“Comparisons to peers won’t reveal whether that student will one day meet grade-level standards,” the group’s Midwest chapter stated in a report on Michigan’s ESSA state plan. “This risks setting lower expectations for students of color and low-income students, and does not incentivize schools to accelerate learning for historically underserved student groups.”

In an email Natasha Ushomirsky, EdTrust’s policy director, said the group supports measures like growth to proficiency over value-added models “because a) they do a better job of communicating expectations for raising student achievement, and b) they can be used to understand whether schools are accelerating learning for historically underserved students, and prompt them to do so.”

Of the value-added approach, Ushomirsky said, “A lower-scoring student is likely to be compared only to other lower-scoring students, while a higher-scoring student is compared to other higher-scoring students.
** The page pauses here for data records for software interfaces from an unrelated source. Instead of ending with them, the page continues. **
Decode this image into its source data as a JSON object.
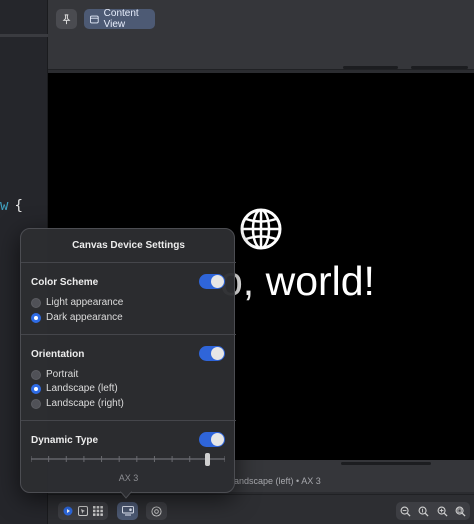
{
  "editor": {
    "code_keyword": "w",
    "code_brace": "{"
  },
  "preview_toolbar": {
    "pin_icon": "pin-icon",
    "content_view_label": "Content View"
  },
  "canvas": {
    "greeting_visible": "o, world!",
    "icon": "globe-icon",
    "caption": "landscape (left) • AX 3"
  },
  "popover": {
    "title": "Canvas Device Settings",
    "color_scheme": {
      "label": "Color Scheme",
      "enabled": true,
      "options": [
        "Light appearance",
        "Dark appearance"
      ],
      "selected": "Dark appearance"
    },
    "orientation": {
      "label": "Orientation",
      "enabled": true,
      "options": [
        "Portrait",
        "Landscape (left)",
        "Landscape (right)"
      ],
      "selected": "Landscape (left)"
    },
    "dynamic_type": {
      "label": "Dynamic Type",
      "enabled": true,
      "steps": 12,
      "value_index": 10,
      "value_label": "AX 3"
    }
  },
  "bottom_bar": {
    "modes": [
      "live-icon",
      "select-icon",
      "grid-icon"
    ],
    "device_settings_icon": "device-settings-icon",
    "variants_icon": "variants-icon",
    "zoom_icons": [
      "zoom-out-icon",
      "zoom-100-icon",
      "zoom-in-icon",
      "zoom-fit-icon"
    ]
  },
  "colors": {
    "accent": "#2f65d9",
    "canvas_bg": "#000000",
    "chrome_bg": "#35363a"
  }
}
This means that the same … score may represent very different amounts of progress for these two students.”

Marty West, a professor at Harvard, says the most prudent approach is to report proficiency data transparently, but to use value-added growth to identify struggling schools for accountability purposes.

“There are just too many unintended consequences from using [proficiency] or any hybrid approach as the basis of your performance evaluation system,” he said.

“The most obvious is making educators less interested in teaching in [high-poverty] schools because they know they have an uphill battle with respect to any accountability rating — and that’s the last thing we want.”

This story has been updated to include additional information from Education Trust.